A new study on fedratinib usage in patients suffering myeloproliferative neoplasms indicates how important early treatment is. Fedratinib approval was put on hold by the FDA in 2013 after a higher than expected cohort of patients suffered Wernicke’s encephalopathy after being given the drug. The follow-up study released in January of 2018 followed 877 patients who were administered fedratinib under careful medical care. In this instance, the rate of Wernicke’s encephalopathy was lower than for those patients not treated with the drug.
Though the goal of the study was to demonstrate the safety profile of fedratinib, the side effect of the research was to show that the overall prevalence of Wernicke’s encephalopathy can be lowered through proper care. In this case, with the doctor’s aggressively diagnosing and treating potential Thiamine deficiency, hospitals were able to lower the overall number of cases even while giving a drug previously associated with increased risk.
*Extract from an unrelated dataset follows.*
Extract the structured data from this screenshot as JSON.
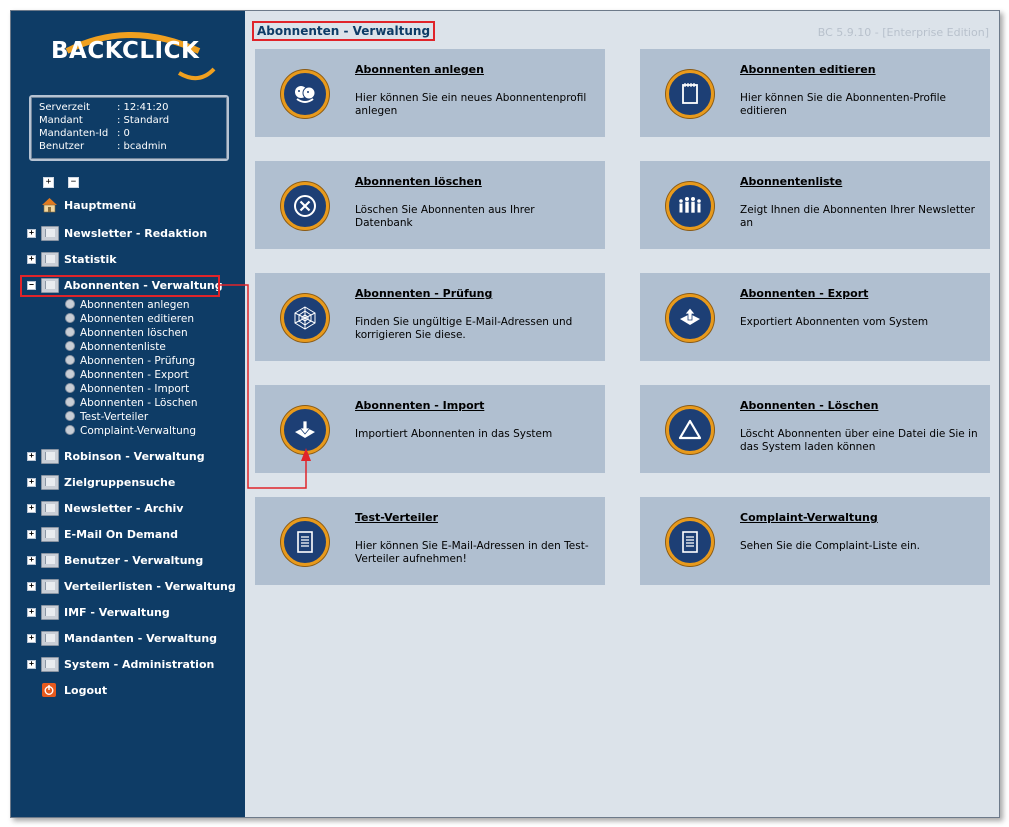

When people suffer serious health consequences and lasting disability or death due to a preventable condition, the medical establishment should take notice and institute guidelines to eradicate the disease. If you or someone you love has suffered due to Wernicke’s encephalopathy, it is important to recognize what could have been done differently to treat the disease before long-term damage was done. Please, consult with an experienced attorney about your case, and help apply pressure to the powers that be to fully recognize the dangers of failing to treat this condition.